J-Live: I think it's just a microcosm for life. Because you have a situation where the lack of contrast leads to where people don't get every colour of the spectrum in the mainstream. That's why they call it "underground," because you have to dig it up. So, with that being said you have the situation where the average person has "X" amount of music shoved in his face and "X" amount of music that he doesn't ever get to hear. So, I mean that's the face of Hip Hop right now. Within the "mainstream" or within the "underground." I mean if you look passed those pigeonholes; you have good music and bad music. You have people pushing the envelope and doing things that are generally innovative and creative. And you have people who are just on an assembly line trying to sell records instead of trying to make music. And, that's true in the mainstream as well as the underground. The underground has its assembly line too. I think a lot of people don't realize that when they tell you; "Oh this is pop!" or "This is grimey!" or "This is avant-guard!" They don't necessarily realize that it's a lot more to do with the budget of the label and the interests of an artist.

MVRemix: Do you strive to make a record, which in your eyes is worthy? Or are you trying to also please people?

J-Live: I do what comes naturally to me as a writer. Whether I choose a character to describe or to be autobiographical or to just try to be riding with a concept or... Well, from there, the beat. It's just basically what I like. I'm not going to rhyme to what I dislike. I like a lot of different types of beats. They vary from I guess where they're from. Be it Bossonova, or Jazz, Funk, Reggae, what have you. That reflects me. A lot of people describe the first album as being eclectic - that's just because of the type of music I listen to. After you finish with rhymes and beats, delivery kind of comes from how you get comfortable developing your style. Like, I'm starting to write songs which are geared on trying to move a crowd. So when you combine all those things together - I feel like I have a niche, where I have a strong fan base of people who are looking for what I do. So, I'm not really concerned with people who are not interested.
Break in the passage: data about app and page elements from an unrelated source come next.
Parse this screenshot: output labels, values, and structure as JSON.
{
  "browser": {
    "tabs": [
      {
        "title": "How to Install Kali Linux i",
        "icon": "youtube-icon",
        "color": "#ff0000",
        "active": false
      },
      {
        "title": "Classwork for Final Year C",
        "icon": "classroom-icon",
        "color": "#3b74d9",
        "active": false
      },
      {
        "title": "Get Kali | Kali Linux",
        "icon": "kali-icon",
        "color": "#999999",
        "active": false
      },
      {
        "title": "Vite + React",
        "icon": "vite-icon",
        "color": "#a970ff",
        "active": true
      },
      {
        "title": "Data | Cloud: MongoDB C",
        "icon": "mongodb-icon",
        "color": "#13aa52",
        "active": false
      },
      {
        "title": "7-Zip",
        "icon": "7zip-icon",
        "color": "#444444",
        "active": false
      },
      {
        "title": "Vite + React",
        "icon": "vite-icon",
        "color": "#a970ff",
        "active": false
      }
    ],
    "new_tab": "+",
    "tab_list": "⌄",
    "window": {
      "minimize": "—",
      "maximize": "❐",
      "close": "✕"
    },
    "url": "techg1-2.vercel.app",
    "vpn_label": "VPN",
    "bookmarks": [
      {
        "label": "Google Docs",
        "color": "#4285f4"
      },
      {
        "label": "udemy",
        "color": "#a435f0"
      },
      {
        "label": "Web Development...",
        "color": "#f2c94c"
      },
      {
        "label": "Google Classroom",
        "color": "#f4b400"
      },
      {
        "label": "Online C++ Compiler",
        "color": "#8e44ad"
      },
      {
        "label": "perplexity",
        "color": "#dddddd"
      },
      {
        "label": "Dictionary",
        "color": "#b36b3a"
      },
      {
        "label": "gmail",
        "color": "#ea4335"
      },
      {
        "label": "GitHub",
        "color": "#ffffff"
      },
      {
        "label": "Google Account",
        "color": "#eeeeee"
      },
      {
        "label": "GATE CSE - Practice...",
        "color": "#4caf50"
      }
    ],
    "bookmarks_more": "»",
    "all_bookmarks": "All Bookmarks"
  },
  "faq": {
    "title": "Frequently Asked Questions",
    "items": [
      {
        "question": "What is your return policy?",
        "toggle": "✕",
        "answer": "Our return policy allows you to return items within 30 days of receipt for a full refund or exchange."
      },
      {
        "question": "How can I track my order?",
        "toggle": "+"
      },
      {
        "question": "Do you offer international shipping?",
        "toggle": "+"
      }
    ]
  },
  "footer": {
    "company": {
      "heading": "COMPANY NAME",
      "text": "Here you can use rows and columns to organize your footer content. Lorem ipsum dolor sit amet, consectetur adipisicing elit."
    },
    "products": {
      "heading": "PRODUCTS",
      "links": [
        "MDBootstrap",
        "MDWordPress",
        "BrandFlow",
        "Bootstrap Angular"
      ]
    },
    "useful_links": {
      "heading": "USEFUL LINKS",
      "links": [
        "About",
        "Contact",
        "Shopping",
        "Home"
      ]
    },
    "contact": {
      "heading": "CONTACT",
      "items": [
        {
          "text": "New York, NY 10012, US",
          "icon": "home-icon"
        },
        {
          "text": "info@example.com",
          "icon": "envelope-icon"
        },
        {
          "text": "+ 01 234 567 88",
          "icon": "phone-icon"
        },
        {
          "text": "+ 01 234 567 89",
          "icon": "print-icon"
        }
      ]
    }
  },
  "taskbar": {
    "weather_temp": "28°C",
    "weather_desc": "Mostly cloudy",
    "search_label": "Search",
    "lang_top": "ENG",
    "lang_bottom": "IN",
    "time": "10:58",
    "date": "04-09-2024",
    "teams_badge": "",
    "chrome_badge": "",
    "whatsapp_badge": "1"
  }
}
I mean as that fan base grows outside of time, so be it. But I'm not going to go outside of myself to develop it.

>>> continued...




L’Orange and Stik Figa – The City Under The City album review

Earl Sweatshirt – Doris album review

Deltron 3030 Announces Fall Tour Dates

ethemadassasin – Soul on Fire album review

Robin Thicke – Blurred Lines album review

Ghostface Killah & Apollo Brown – 12 Reasons to Die: The Brown Tape album review

Rich Gang – Rich Gang album review

Kelly Rowland – Talk A Good Game album review

U-God – The Keynote Speaker album review

Kevin Gates – Stranger Than Fiction album review


- About Us - Site Map - Privacy Policy - Contact Us -

   © 2001-2018 MVRemix Media

MVRemix Urban | Online Hip Hop Magazine | US and Canadian Underground Hip Hop - exclusive interviews, reviews, articles

 




"I do what comes naturally to me as a writer. Whether I choose a character to describe or to be autobiographical or to just try to be riding with a concept or... Well, from there, the beat."